Few artists have so thoroughly mastered the technical demands of Bach's music that they can transcend them and experience freedom within so tight a structure. When this occurs, what follows is an epiphany in which music, artist and listener are lifted beyond what any organization of notes and tempos, however brilliant, can offer. The musician and the instrument cease to exist as separate. They become one unified participant, as Denny Dutton put it in his essay in "Variations," a collection of writings dedicated to Gould by his friends and admirers after his death; they become a state of "ecstasy" in which "The performer goes beyond himself, beyond his technique, beyond the mechanical means of producing the performance, to attain a sublime, integrated view of the musical work of art."
More than any other Bach keyboard artist, Glenn Gould was able to do this.
Hearing Gould play the "Variations," you can see clearly what he meant in his writings by a music that could rise above "hierarchical" implications and bring artist and listener together.
I believe this is the meaning and purpose of Glenn Gould's 1981 re-recording of the "Goldberg Variations."
Late in the summer, I was sitting on the porch with friends after dinner.

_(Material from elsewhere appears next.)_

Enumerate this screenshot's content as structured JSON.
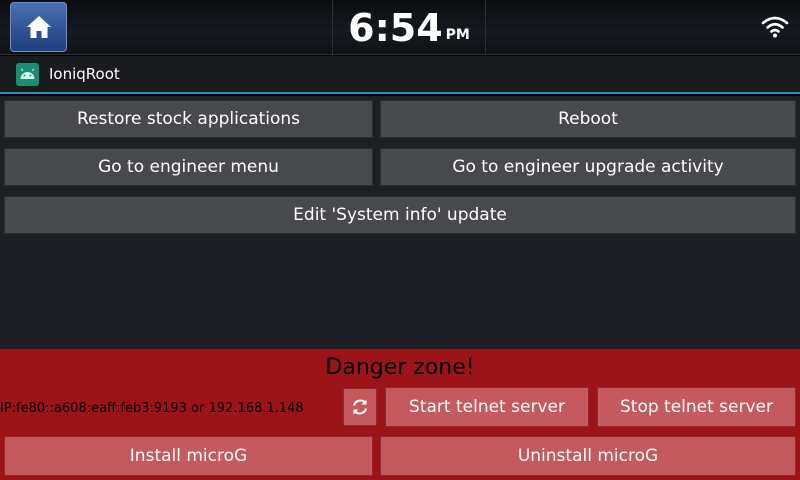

One is a chorus teacher who has formal music training and wide listening experience. At some point the conversation turned to Gould, and I cautiously introduced the '81 recording and guardedly suggested my appreciation of it. Almost instantly my friend said, "I like the '81 recording better."
My embarrassment at not having spoken candidly before his implied permission still haunts me. In my mind, but not out loud, I said, "Me, too!"
Jim Kramon is a Baltimore attorney.